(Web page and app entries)
....

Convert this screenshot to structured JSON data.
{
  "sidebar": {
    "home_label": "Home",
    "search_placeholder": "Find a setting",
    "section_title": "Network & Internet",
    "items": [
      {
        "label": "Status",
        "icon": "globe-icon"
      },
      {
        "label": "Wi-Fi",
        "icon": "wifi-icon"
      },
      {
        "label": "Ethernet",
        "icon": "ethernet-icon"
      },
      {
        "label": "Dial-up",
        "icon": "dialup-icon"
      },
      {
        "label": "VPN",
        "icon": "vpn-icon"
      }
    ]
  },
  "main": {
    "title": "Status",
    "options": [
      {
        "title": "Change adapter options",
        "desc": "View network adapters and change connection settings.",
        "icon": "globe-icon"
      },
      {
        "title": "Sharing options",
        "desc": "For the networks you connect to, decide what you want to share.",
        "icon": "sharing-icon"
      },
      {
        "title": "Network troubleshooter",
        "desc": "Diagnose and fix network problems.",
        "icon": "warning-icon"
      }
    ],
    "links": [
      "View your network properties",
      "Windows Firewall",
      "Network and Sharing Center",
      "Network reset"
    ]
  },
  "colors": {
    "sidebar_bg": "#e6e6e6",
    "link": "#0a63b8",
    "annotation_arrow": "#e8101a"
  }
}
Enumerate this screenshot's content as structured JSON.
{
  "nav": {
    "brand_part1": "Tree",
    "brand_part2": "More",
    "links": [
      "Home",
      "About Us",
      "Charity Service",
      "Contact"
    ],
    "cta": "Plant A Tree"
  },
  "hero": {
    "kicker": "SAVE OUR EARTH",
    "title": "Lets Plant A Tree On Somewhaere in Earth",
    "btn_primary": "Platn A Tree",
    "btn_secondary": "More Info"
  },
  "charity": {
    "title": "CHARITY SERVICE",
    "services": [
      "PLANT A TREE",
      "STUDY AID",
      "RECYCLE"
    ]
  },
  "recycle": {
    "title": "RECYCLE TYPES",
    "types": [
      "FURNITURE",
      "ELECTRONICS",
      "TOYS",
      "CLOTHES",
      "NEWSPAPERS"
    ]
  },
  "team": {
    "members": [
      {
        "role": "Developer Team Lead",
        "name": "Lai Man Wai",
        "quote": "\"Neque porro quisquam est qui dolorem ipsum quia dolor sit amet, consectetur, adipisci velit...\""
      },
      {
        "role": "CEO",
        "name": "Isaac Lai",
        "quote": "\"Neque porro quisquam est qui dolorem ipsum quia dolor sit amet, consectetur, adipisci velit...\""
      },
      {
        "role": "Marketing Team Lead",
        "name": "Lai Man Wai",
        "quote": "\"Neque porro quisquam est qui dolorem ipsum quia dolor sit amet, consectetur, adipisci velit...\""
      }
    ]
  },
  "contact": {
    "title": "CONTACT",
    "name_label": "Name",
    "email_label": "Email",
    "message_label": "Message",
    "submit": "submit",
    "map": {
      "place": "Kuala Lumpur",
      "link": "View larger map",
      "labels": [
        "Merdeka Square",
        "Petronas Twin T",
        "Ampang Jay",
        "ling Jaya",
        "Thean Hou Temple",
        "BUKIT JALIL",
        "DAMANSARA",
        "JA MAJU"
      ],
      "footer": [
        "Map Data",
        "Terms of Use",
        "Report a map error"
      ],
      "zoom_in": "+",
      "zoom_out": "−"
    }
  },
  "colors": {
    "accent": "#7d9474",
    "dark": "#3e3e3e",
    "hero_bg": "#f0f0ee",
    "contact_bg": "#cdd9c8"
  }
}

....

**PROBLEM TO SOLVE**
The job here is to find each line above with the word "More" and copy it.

**WRITTEN ANSWER**
    "brand_part2": "More",
    "btn_secondary": "More Info"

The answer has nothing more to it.